→ Recorded data:
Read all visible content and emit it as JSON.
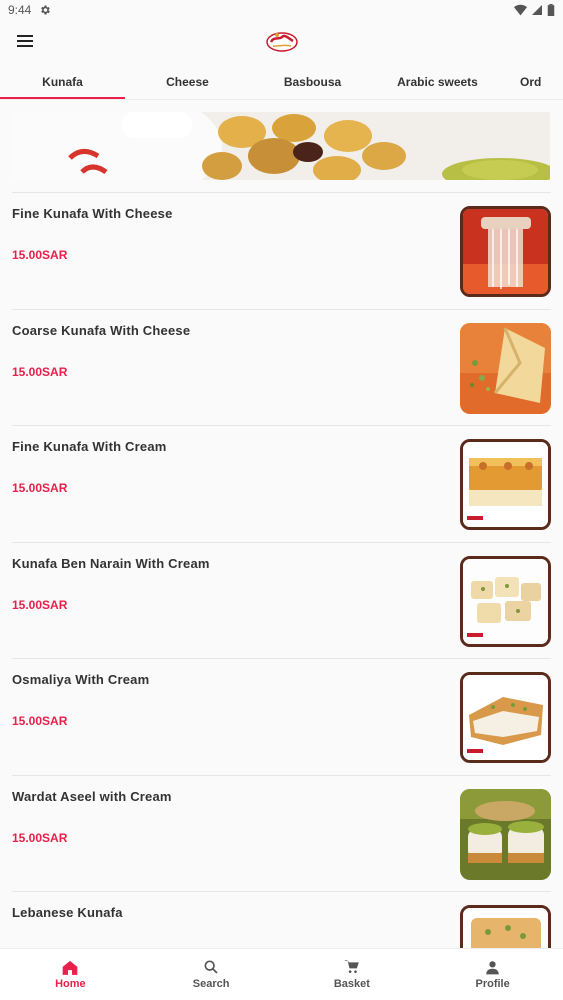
{
  "status": {
    "time": "9:44"
  },
  "colors": {
    "accent": "#e8204a",
    "text": "#333333",
    "background": "#fafafa"
  },
  "tabs": [
    {
      "label": "Kunafa",
      "active": true
    },
    {
      "label": "Cheese"
    },
    {
      "label": "Basbousa"
    },
    {
      "label": "Arabic sweets"
    },
    {
      "label": "Ord"
    }
  ],
  "products": [
    {
      "name": "Fine Kunafa With Cheese",
      "price": "15.00SAR"
    },
    {
      "name": "Coarse Kunafa With Cheese",
      "price": "15.00SAR"
    },
    {
      "name": "Fine Kunafa With Cream",
      "price": "15.00SAR"
    },
    {
      "name": "Kunafa Ben Narain With Cream",
      "price": "15.00SAR"
    },
    {
      "name": "Osmaliya With Cream",
      "price": "15.00SAR"
    },
    {
      "name": "Wardat Aseel with Cream",
      "price": "15.00SAR"
    },
    {
      "name": "Lebanese Kunafa",
      "price": ""
    }
  ],
  "nav": [
    {
      "label": "Home",
      "icon": "home-icon",
      "active": true
    },
    {
      "label": "Search",
      "icon": "search-icon"
    },
    {
      "label": "Basket",
      "icon": "cart-icon"
    },
    {
      "label": "Profile",
      "icon": "profile-icon"
    }
  ]
}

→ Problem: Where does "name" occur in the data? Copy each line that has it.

→ Output of the exercise:
      "name": "Fine Kunafa With Cheese",
      "name": "Coarse Kunafa With Cheese",
      "name": "Fine Kunafa With Cream",
      "name": "Kunafa Ben Narain With Cream",
      "name": "Osmaliya With Cream",
      "name": "Wardat Aseel with Cream",
      "name": "Lebanese Kunafa",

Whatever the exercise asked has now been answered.